The ruling Communist Party of China (CPC) adopted the blueprint for the 13th Five-Year Plan (13th FYP) for 2016 - 2020, at its Fifth Plenary Session of the 18th CPC Central Committee which ended in Beijing on 29 October 2015.
The 13th FYP is the first five-year plan formulated under President Xi Jinping's leadership and considered to be strategically important as the year 2020 will be the centennial anniversary of the founding of the CPC and the deadline for realising China's goal of becoming "a moderately prosperous society in all respects".
This article provides a summary of the eight-chapter, 22,000-word document - the CPC Central Committee's Proposal on Formulating the Thirteenth Five-year Plan on National Economic and Social Development - which sets out the goals, principles and targets for China's development in the next five years, and will have significant business implications, not only for China, but also for the world, given the size and global influence of China's economy.
To achieve the goal, the party has underlined five guiding principles:
Specifically, in the next five years, China aims to:
Achieve more balanced, inclusive and sustainable development by coordinating a range of economic indicators
Maintain medium-high economic growth
Plan better allocation of resources
Raise the efficiency of investment and companies
Promote advanced manufacturing and agricultural modernisation
Become an innovation-driven nation
Keep encouraging mass entrepreneurship
Continue raising the service sector's contribution to GDP
Further increase consumption's contribution to economic growth
Increase the pace of urbanisation
Narrow the income gap, eliminate poverty and improve people's livelihood through expanded public services on employment, education, culture, social security and healthcare

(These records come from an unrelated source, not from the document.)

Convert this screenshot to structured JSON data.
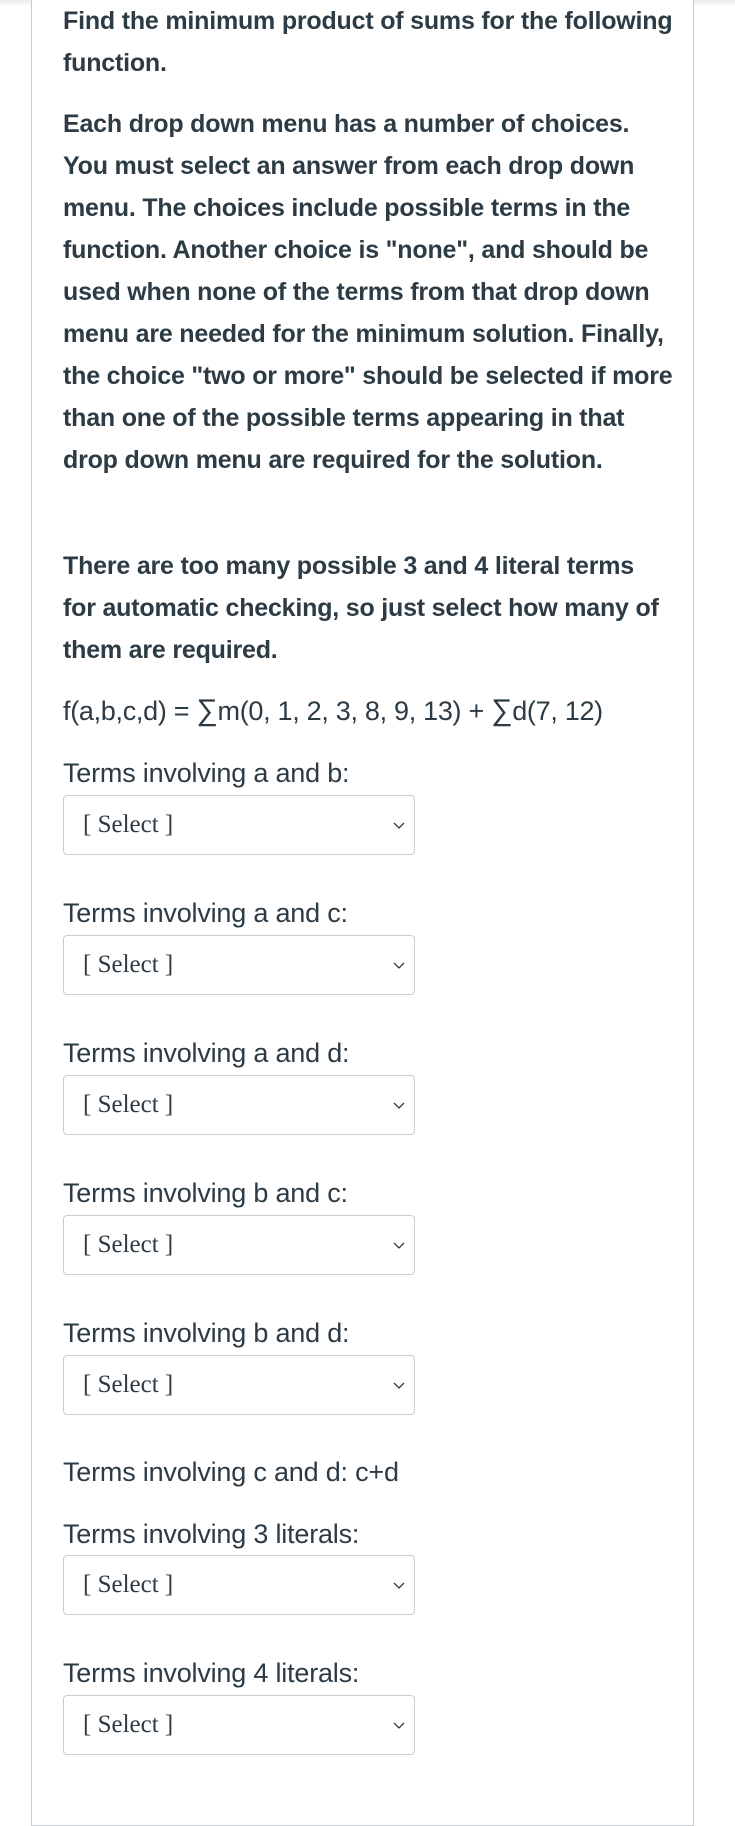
{
  "question": {
    "title": "Find the minimum product of sums for the following function.",
    "instructions": "Each drop down menu has a number of choices. You must select an answer from each drop down menu. The choices include possible terms in the function. Another choice is \"none\", and should be used when none of the terms from that drop down menu are needed for the minimum solution. Finally, the choice \"two or more\" should be selected if more than one of the possible terms appearing in that drop down menu are required for the solution.",
    "note": "There are too many possible 3 and 4 literal terms for automatic checking, so just select how many of them are required.",
    "formula": {
      "lhs": "f(a,b,c,d) = ",
      "sigma": "∑",
      "minterms": "m(0, 1, 2, 3, 8, 9, 13)",
      "plus": " + ",
      "dontcares": "d(7, 12)"
    }
  },
  "fields": [
    {
      "label": "Terms involving a and b:",
      "value": "[ Select ]"
    },
    {
      "label": "Terms involving a and c:",
      "value": "[ Select ]"
    },
    {
      "label": "Terms involving a and d:",
      "value": "[ Select ]"
    },
    {
      "label": "Terms involving b and c:",
      "value": "[ Select ]"
    },
    {
      "label": "Terms involving b and d:",
      "value": "[ Select ]"
    },
    {
      "label": "Terms involving c and d: c+d"
    },
    {
      "label": "Terms involving 3 literals:",
      "value": "[ Select ]"
    },
    {
      "label": "Terms involving 4 literals:",
      "value": "[ Select ]"
    }
  ]
}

Further open up its economy
Vigorously promote environmental protection and low carbon growth
President Xi Jinping later elaborated that, to achieve the goal, China would need to maintain an average annual GDP growth rate of 6.5% until 2020. This growth rate, coupled with a smooth transition to a growth model primarily driven by consumption and services, will hopefully guide the economy into its "new normal" period and help China avoid the "middle-income trap".